With the global Pokemon fever of the nineties and its recent revival, you will invariably run into this cute little lightning fighter and his cohort. There are specialized Pokémon stores all over Japan, but you can always look for Pokémon merchandise in any department store.
Totoro has become the de facto mascot for Ghibli--a sort of bigger, fluffier Mickey Mouse that has been around since 1985. Totoro and his fellow Ghibli icons are prevalent throughout Japan. Of course, if you are keen on getting up close and personal with Totoro, be sure to visit the Ghibli Museum in Inokashira Park (Mitaka).
3) Son Goku (Dragonball)
One of the key things that pulls fans into the Dragonball world is its deep and diverse cast of characters, but at the forefront of it all is Son Goku, who can still be seen both in child and adult forms throughout Japan after over 23 years in existence. Dragonball goods are available in most department stores.
In fairness, Gundam is not a specific character, but the name for giant mobile suits used for interstellar battles. Gundam has been around since 1979 and has become entrenched in Japanese pop culture, appearing in themed restaurants, TV ads, videogames, and having a fifty foot statue standing outside of the Diver City mall in Odaiba (unfortunately, the Gundam statue was recently retired)--even Japanese politicians have adopted Gundam for promotions (see pic below). As a personal anecdote, when my daughter was born, I told my Japanese friends that we named her Matilda, and their collective first response was, "Oh, like Lt Matilda from Gundam!" Of course, that was not the reason we named her that, but it made me chuckle to think that would be the first thing that would come to mind for them.

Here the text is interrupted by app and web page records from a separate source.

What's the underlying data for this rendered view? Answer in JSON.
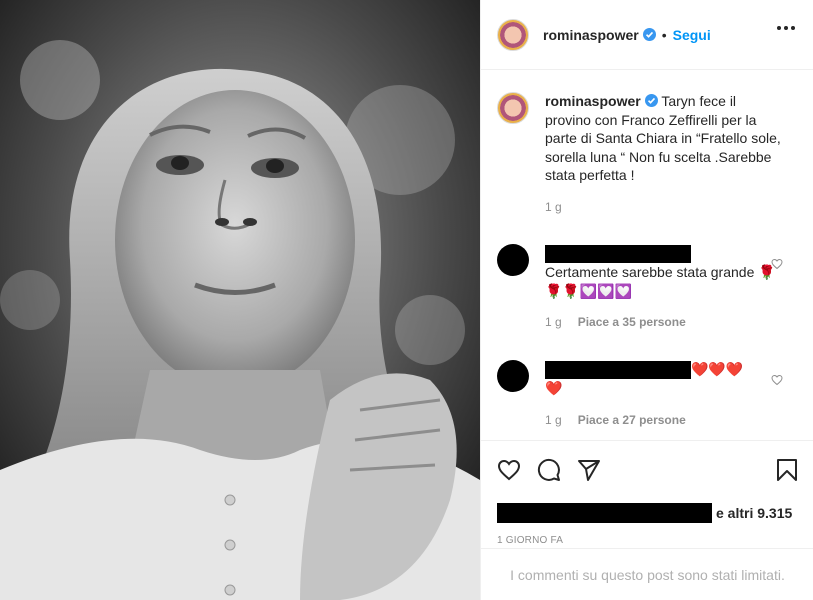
{
  "post": {
    "username": "rominaspower",
    "follow_label": "Segui",
    "dot": "•",
    "caption": "Taryn fece il provino con Franco Zeffirelli per la parte di Santa Chiara in “Fratello sole, sorella luna “ Non fu scelta .Sarebbe stata perfetta !",
    "caption_time": "1 g"
  },
  "comments": [
    {
      "text": "Certamente sarebbe stata grande",
      "emojis": "🌹🌹🌹💟💟💟",
      "time": "1 g",
      "likes": "Piace a 35 persone"
    },
    {
      "text": "❤️❤️❤️",
      "text2": "❤️",
      "time": "1 g",
      "likes": "Piace a 27 persone"
    }
  ],
  "likes_suffix": "e altri 9.315",
  "time_ago": "1 GIORNO FA",
  "footer_text": "I commenti su questo post sono stati limitati.",
  "icons": {
    "like": "heart-icon",
    "comment": "comment-icon",
    "share": "paper-plane-icon",
    "save": "bookmark-icon",
    "verified": "verified-badge-icon",
    "more": "more-options-icon"
  },
  "colors": {
    "accent": "#0095f6",
    "verified": "#3897f0",
    "muted": "#8e8e8e"
  }
}
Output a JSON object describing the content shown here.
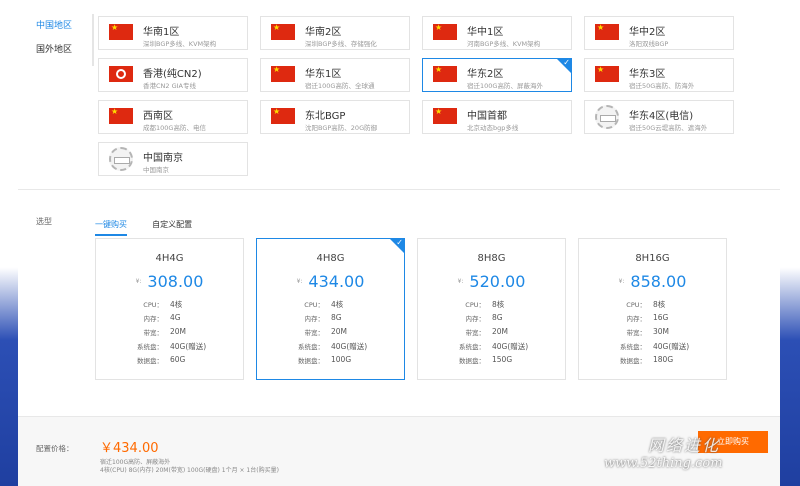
{
  "region_tabs": [
    {
      "label": "中国地区",
      "active": true
    },
    {
      "label": "国外地区",
      "active": false
    }
  ],
  "regions": [
    {
      "name": "华南1区",
      "desc": "深圳BGP多线、KVM架构",
      "icon": "china-flag-icon"
    },
    {
      "name": "华南2区",
      "desc": "深圳BGP多线、存储强化",
      "icon": "china-flag-icon"
    },
    {
      "name": "华中1区",
      "desc": "河南BGP多线、KVM架构",
      "icon": "china-flag-icon"
    },
    {
      "name": "华中2区",
      "desc": "洛阳双线BGP",
      "icon": "china-flag-icon"
    },
    {
      "name": "香港(纯CN2)",
      "desc": "香港CN2 GIA专线",
      "icon": "hong-kong-flag-icon"
    },
    {
      "name": "华东1区",
      "desc": "宿迁100G高防、全球通",
      "icon": "china-flag-icon"
    },
    {
      "name": "华东2区",
      "desc": "宿迁100G高防、屏蔽海外",
      "icon": "china-flag-icon",
      "selected": true
    },
    {
      "name": "华东3区",
      "desc": "宿迁50G高防、防海外",
      "icon": "china-flag-icon"
    },
    {
      "name": "西南区",
      "desc": "成都100G高防、电信",
      "icon": "china-flag-icon"
    },
    {
      "name": "东北BGP",
      "desc": "沈阳BGP高防、20G防御",
      "icon": "china-flag-icon"
    },
    {
      "name": "中国首都",
      "desc": "北京动态bgp多线",
      "icon": "china-flag-icon"
    },
    {
      "name": "华东4区(电信)",
      "desc": "宿迁50G云堤高防、遮海外",
      "icon": "stamp-icon"
    },
    {
      "name": "中国南京",
      "desc": "中国南京",
      "icon": "stamp-icon"
    }
  ],
  "model": {
    "label": "选型",
    "tabs": [
      {
        "label": "一键购买",
        "active": true
      },
      {
        "label": "自定义配置",
        "active": false
      }
    ]
  },
  "plans": [
    {
      "title": "4H4G",
      "currency": "¥:",
      "price": "308.00",
      "cpu_k": "CPU：",
      "cpu": "4核",
      "mem_k": "内存：",
      "mem": "4G",
      "bw_k": "带宽：",
      "bw": "20M",
      "sys_k": "系统盘：",
      "sys": "40G(赠送)",
      "data_k": "数据盘：",
      "data": "60G",
      "selected": false
    },
    {
      "title": "4H8G",
      "currency": "¥:",
      "price": "434.00",
      "cpu_k": "CPU：",
      "cpu": "4核",
      "mem_k": "内存：",
      "mem": "8G",
      "bw_k": "带宽：",
      "bw": "20M",
      "sys_k": "系统盘：",
      "sys": "40G(赠送)",
      "data_k": "数据盘：",
      "data": "100G",
      "selected": true
    },
    {
      "title": "8H8G",
      "currency": "¥:",
      "price": "520.00",
      "cpu_k": "CPU：",
      "cpu": "8核",
      "mem_k": "内存：",
      "mem": "8G",
      "bw_k": "带宽：",
      "bw": "20M",
      "sys_k": "系统盘：",
      "sys": "40G(赠送)",
      "data_k": "数据盘：",
      "data": "150G",
      "selected": false
    },
    {
      "title": "8H16G",
      "currency": "¥:",
      "price": "858.00",
      "cpu_k": "CPU：",
      "cpu": "8核",
      "mem_k": "内存：",
      "mem": "16G",
      "bw_k": "带宽：",
      "bw": "30M",
      "sys_k": "系统盘：",
      "sys": "40G(赠送)",
      "data_k": "数据盘：",
      "data": "180G",
      "selected": false
    }
  ],
  "footer": {
    "price_label": "配置价格：",
    "total": "￥434.00",
    "note1": "宿迁100G高防、屏蔽海外",
    "note2": "4核(CPU) 8G(内存) 20M(带宽) 100G(硬盘) 1个月 × 1台(购买量)",
    "buy_label": "立即购买"
  },
  "watermark": {
    "cn": "网络进化",
    "url": "www.52thing.com"
  },
  "colors": {
    "accent": "#1e88e5",
    "price_orange": "#ff6a00",
    "side_blue": "#2c4fb5"
  }
}
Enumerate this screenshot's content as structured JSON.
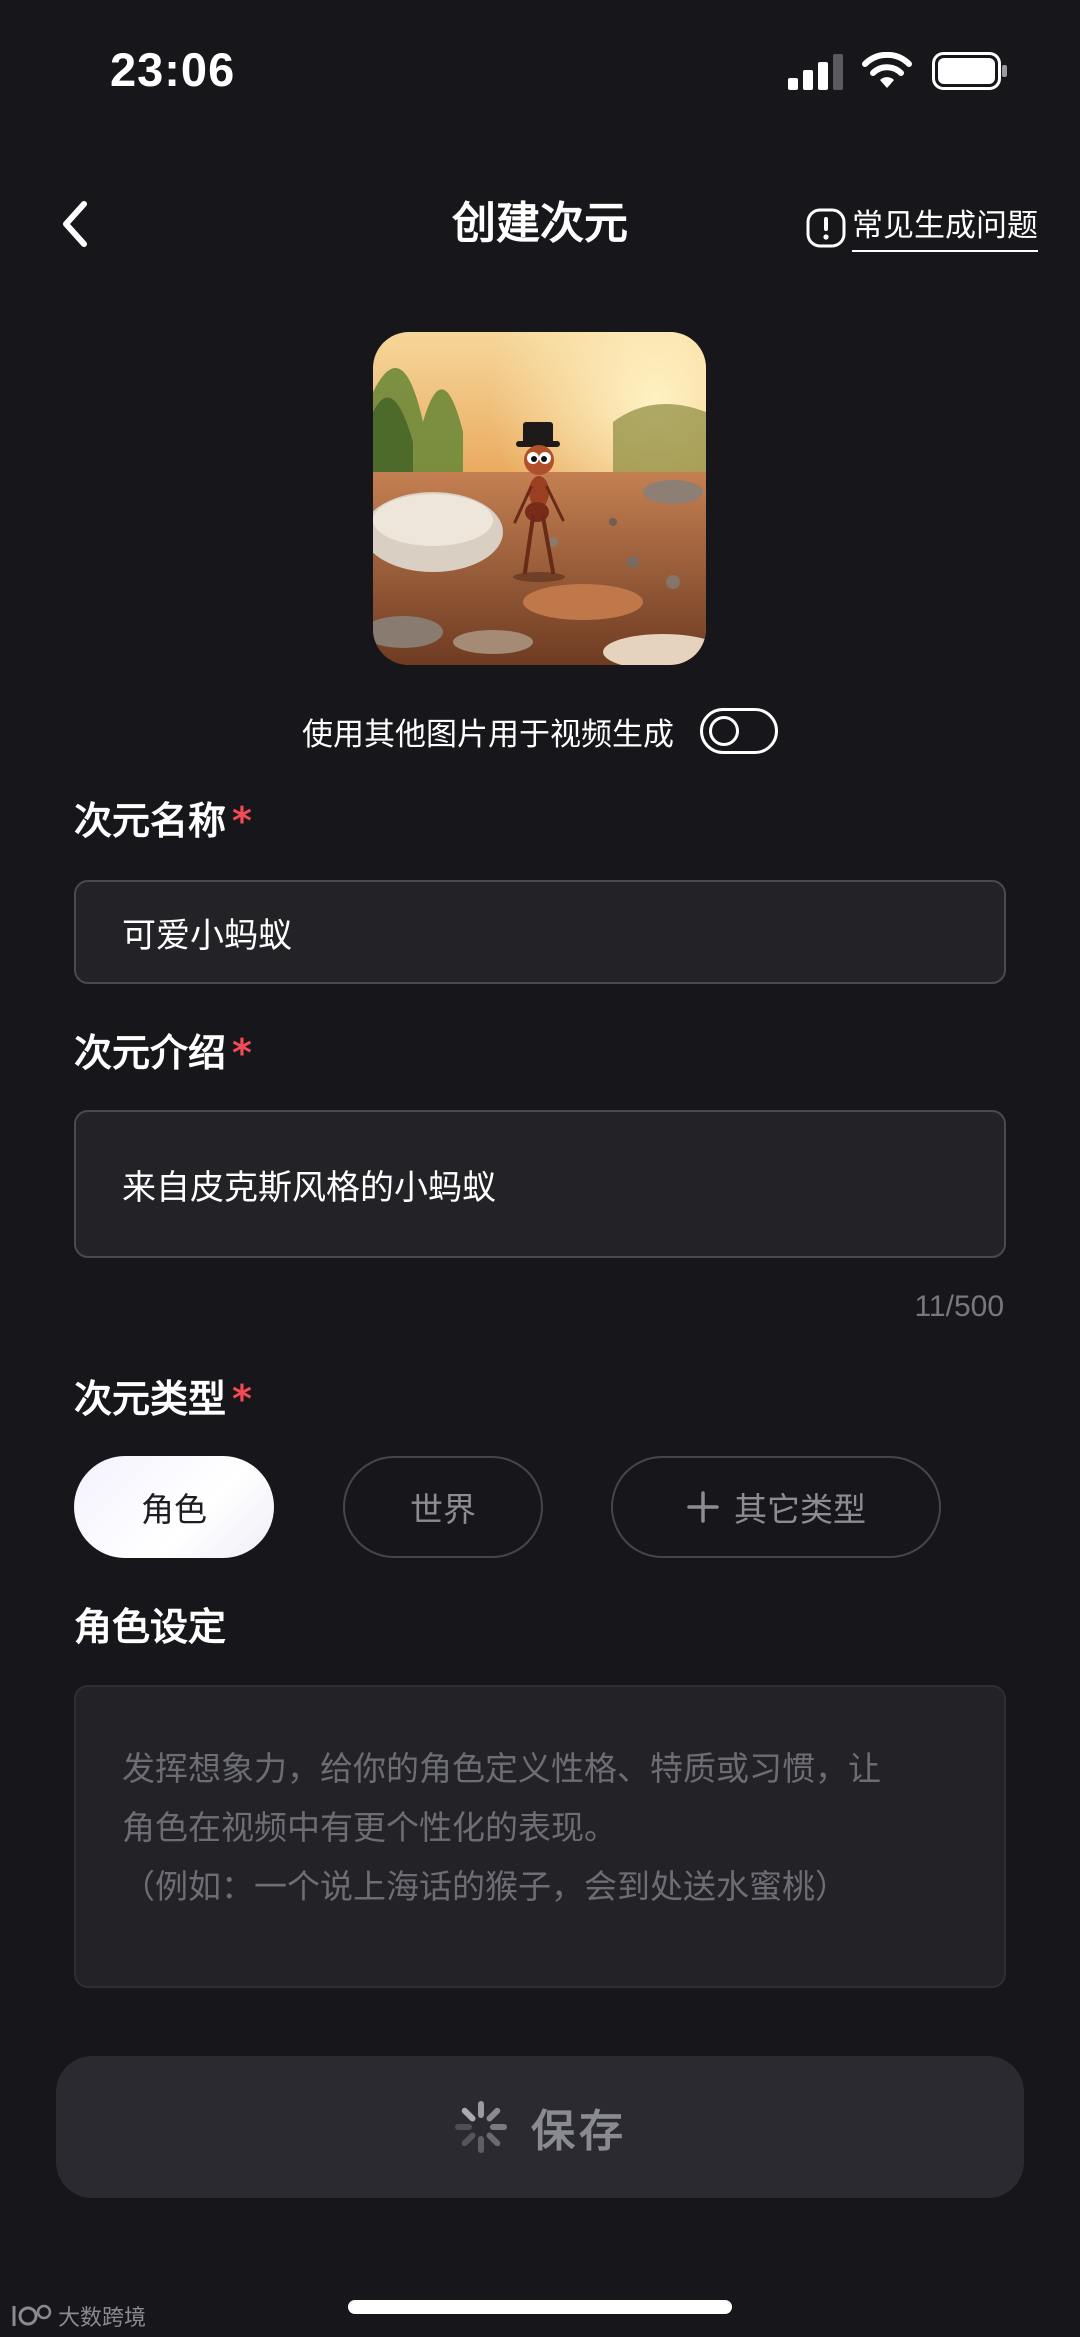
{
  "status_bar": {
    "time": "23:06"
  },
  "header": {
    "title": "创建次元",
    "faq_label": "常见生成问题"
  },
  "cover": {
    "toggle_label": "使用其他图片用于视频生成",
    "toggle_on": false
  },
  "form": {
    "name": {
      "label": "次元名称",
      "required": "*",
      "value": "可爱小蚂蚁"
    },
    "intro": {
      "label": "次元介绍",
      "required": "*",
      "value": "来自皮克斯风格的小蚂蚁",
      "char_count": "11/500"
    },
    "type": {
      "label": "次元类型",
      "required": "*",
      "options": [
        {
          "label": "角色",
          "selected": true
        },
        {
          "label": "世界",
          "selected": false
        },
        {
          "label": "其它类型",
          "selected": false
        }
      ]
    },
    "setting": {
      "label": "角色设定",
      "placeholder_lines": [
        "发挥想象力，给你的角色定义性格、特质或习惯，让",
        "角色在视频中有更个性化的表现。",
        "（例如：一个说上海话的猴子，会到处送水蜜桃）"
      ]
    }
  },
  "save_button": {
    "label": "保存"
  },
  "watermark": {
    "text": "大数跨境"
  },
  "colors": {
    "background": "#17171b",
    "field_background": "#222227",
    "required_star": "#f24a57",
    "muted_text": "#8c8c94"
  },
  "icons": [
    "signal-icon",
    "wifi-icon",
    "battery-icon",
    "back-icon",
    "info-icon",
    "plus-icon",
    "spinner-icon"
  ]
}
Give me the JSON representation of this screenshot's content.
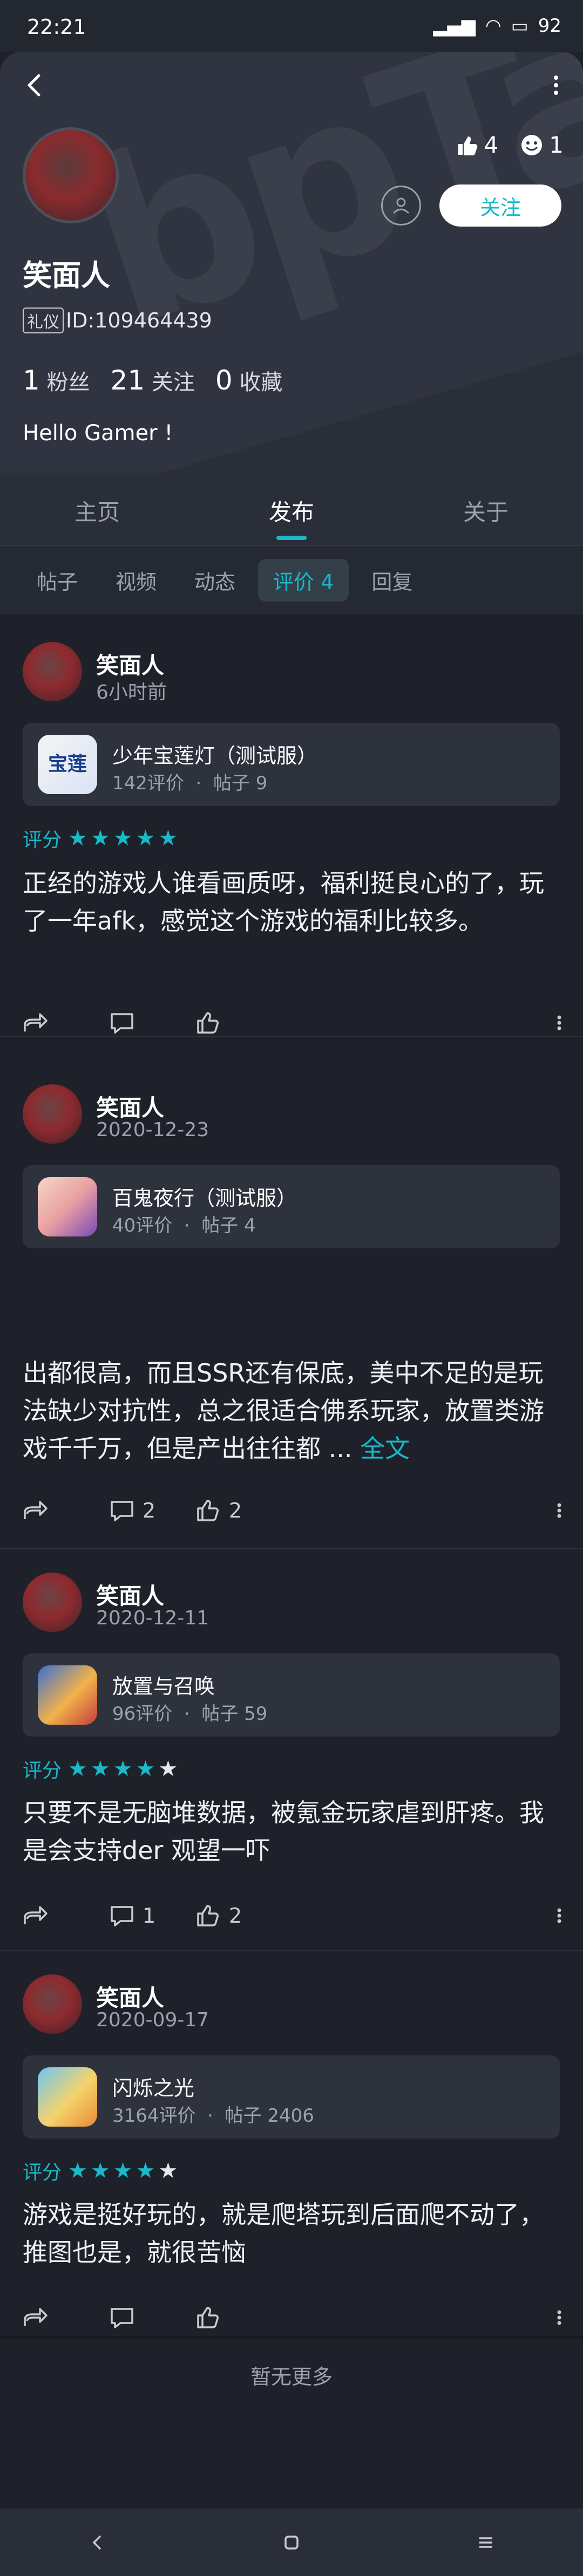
{
  "status_bar": {
    "time": "22:21",
    "battery": "92"
  },
  "header": {
    "watermark": "bpTa",
    "name": "笑面人",
    "tag": "礼仪",
    "id_text": "ID:109464439",
    "fans_count": "1",
    "fans_label": "粉丝",
    "following_count": "21",
    "following_label": "关注",
    "favorites_count": "0",
    "favorites_label": "收藏",
    "bio": "Hello Gamer !",
    "likes": "4",
    "smiles": "1",
    "follow_button": "关注"
  },
  "tabs": [
    "主页",
    "发布",
    "关于"
  ],
  "active_tab": 1,
  "subtabs": [
    "帖子",
    "视频",
    "动态",
    "评价 4",
    "回复"
  ],
  "posts": [
    {
      "author": "笑面人",
      "time": "6小时前",
      "game": {
        "name": "少年宝莲灯（测试服）",
        "reviews": "142评价",
        "posts": "帖子 9"
      },
      "rating_label": "评分",
      "stars": 5,
      "text": "正经的游戏人谁看画质呀，福利挺良心的了，玩了一年afk，感觉这个游戏的福利比较多。",
      "comments": "",
      "likes": ""
    },
    {
      "author": "笑面人",
      "time": "2020-12-23",
      "game": {
        "name": "百鬼夜行（测试服）",
        "reviews": "40评价",
        "posts": "帖子 4"
      },
      "text": "出都很高，而且SSR还有保底，美中不足的是玩法缺少对抗性，总之很适合佛系玩家，放置类游戏千千万，但是产出往往都 ...",
      "more": "全文",
      "comments": "2",
      "likes": "2"
    },
    {
      "author": "笑面人",
      "time": "2020-12-11",
      "game": {
        "name": "放置与召唤",
        "reviews": "96评价",
        "posts": "帖子 59"
      },
      "rating_label": "评分",
      "stars": 4,
      "text": "只要不是无脑堆数据，被氪金玩家虐到肝疼。我是会支持der 观望一吓",
      "comments": "1",
      "likes": "2"
    },
    {
      "author": "笑面人",
      "time": "2020-09-17",
      "game": {
        "name": "闪烁之光",
        "reviews": "3164评价",
        "posts": "帖子 2406"
      },
      "rating_label": "评分",
      "stars": 4,
      "text": "游戏是挺好玩的，就是爬塔玩到后面爬不动了，推图也是，就很苦恼",
      "comments": "",
      "likes": ""
    }
  ],
  "dot_separator": "·",
  "no_more": "暂无更多",
  "colors": {
    "accent": "#1ab8c8",
    "background": "#1e2129",
    "card": "#2d323c"
  }
}
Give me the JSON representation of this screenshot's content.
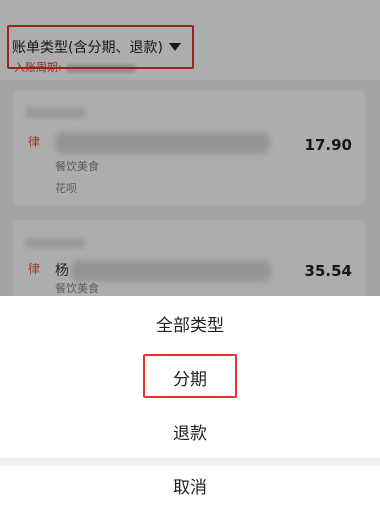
{
  "header": {
    "bill_type_label": "账单类型(含分期、退款)",
    "period_label": "入账周期:"
  },
  "records": [
    {
      "amount": "17.90",
      "category": "餐饮美食",
      "pay_method": "花呗",
      "icon": "merchant-icon"
    },
    {
      "merchant_prefix": "杨",
      "amount": "35.54",
      "category": "餐饮美食",
      "icon": "merchant-icon"
    }
  ],
  "action_sheet": {
    "options": [
      "全部类型",
      "分期",
      "退款"
    ],
    "cancel_label": "取消"
  },
  "colors": {
    "highlight": "#e8332b",
    "accent": "#e8553a"
  }
}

5) Lupin III
Before Marvel had Daredevil, Japan had Lupin III, a wise-cracking, fourth-wall breaking anti-hero. Inspired by a French fiction writer, Lupin III was created as the grandson of fictional French thief, Arsène Lupin, and has adventures continuing his family's thieving ways, occasionally ending up an accidental hero all over the globe. Although he has reached fame internationally, at home, Lupin IIII remains an important staple for domestic manga and anime fans alike. In fact, Hayao Miyazaki (of "Totoro" and "Spirited Away" fame) cut his teeth on Lupin III, earning his directorial debut on a Lupin film called "The Castle of Cagliostro."
Well, that does it for Part I. Check out Part II!